The failure to control the situation in Iraq and the rising number of American casualties are beginning to cost President George Bush dearly.
For the first time, a majority of Americans, 51 per cent, according to a poll published yesterday, disapprove of Mr Bush's actions in Iraq.
Even before the setback of a military helicopter being shot down yesterday with the loss of 15 American soldiers' lives, the political fortunes of Mr Bush were slipping significantly, one year before the next presidential election. An increasing impatience with the continuing violence in Iraq and growing public discontent with a domestic economy that stubbornly refuses to create new jobs are behind the poll figures.
More than the failure of the United States to find weapons of mass destruction in Iraq, now it is the mounting death toll that is posing a political threat to Mr Bush. But the poll found that 54 per cent of Americans were still satisfied that it was worth going to war against Saddam Hussein. At the same time, the Washington Post-ABC News pollshowed 87 per cent of voters were concerned that the US would find itself bogged down in Iraq, while 62 per cent said they believed America had already suffered an unacceptable death toll.
It is a rapidly darkening picture for the President that would send shivers of gloom through the Republican White House but for one thing: the apparent failure of any of the nine Democrats vying to run against Mr Bush next year to make any noticeable impact on voters.
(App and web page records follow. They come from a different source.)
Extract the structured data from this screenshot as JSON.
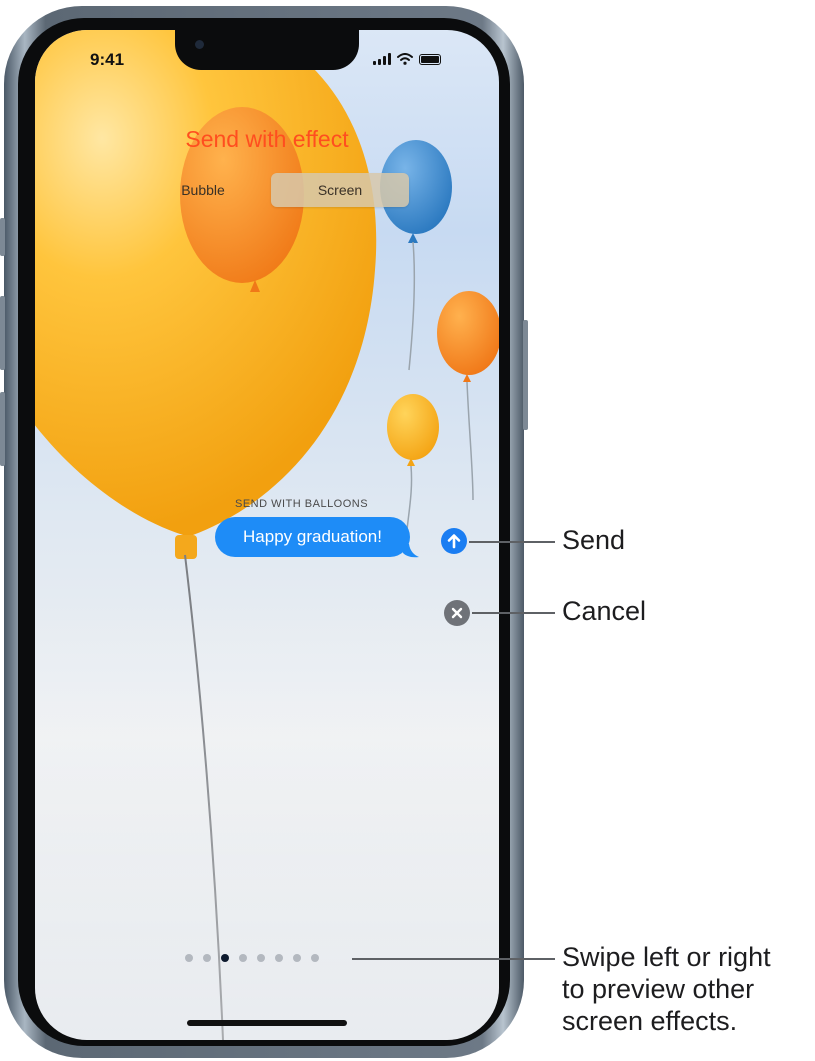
{
  "status_bar": {
    "time": "9:41"
  },
  "effect_picker": {
    "title": "Send with effect",
    "tabs": [
      "Bubble",
      "Screen"
    ],
    "selected_tab": "Screen"
  },
  "message": {
    "effect_caption": "SEND WITH BALLOONS",
    "text": "Happy graduation!"
  },
  "pager": {
    "count": 8,
    "active_index": 2
  },
  "callouts": {
    "send": "Send",
    "cancel": "Cancel",
    "swipe": [
      "Swipe left or right",
      "to preview other",
      "screen effects."
    ]
  },
  "icons": {
    "send": "arrow-up-icon",
    "cancel": "xmark-icon",
    "signal": "cellular-signal-icon",
    "wifi": "wifi-icon",
    "battery": "battery-icon"
  },
  "colors": {
    "effect_title": "#ff4e1f",
    "message_bubble": "#1e8cf7",
    "send_button": "#1a7df2",
    "cancel_button": "#6f7278",
    "active_dot": "#0e1a2e",
    "inactive_dot": "#b3b8bf"
  }
}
If the election were to be held today, 48 per cent of would vote to give Mr Bush a second term, while 47 per cent would choose to turf him out. But there are still 12 months before voters go to the polls.
In the immediate aftermath of the attacks on the US on 11 September 2001, he was basking in a 90 per cent approval rate. That has slipped to 56 per cent. While it is a huge drop, it is still historically respectable for this point in a presidency.
There is also a perception that he cannot reverse a trend of growing joblessness, which stands at 6.1 per cent and which is another reason he is taking a battering in opinion polls.
Americans are also rating negatively his handling of the economy by a 2-1 margin. Only 9 per cent of those questioned said they thought most Americans were better off than on the day Mr Bush took office. At the weekend, he conceded that the 7.2 per cent GDP growth registered in the third quarter of the year, the strongest rate of growth in 19 years, was unlikely to be replicated in coming quarters. In some senses, Mr Bush is getting a free pass from his political opponents. The same poll found that most voters could only name one or two of the Democrat contenders.Reuse content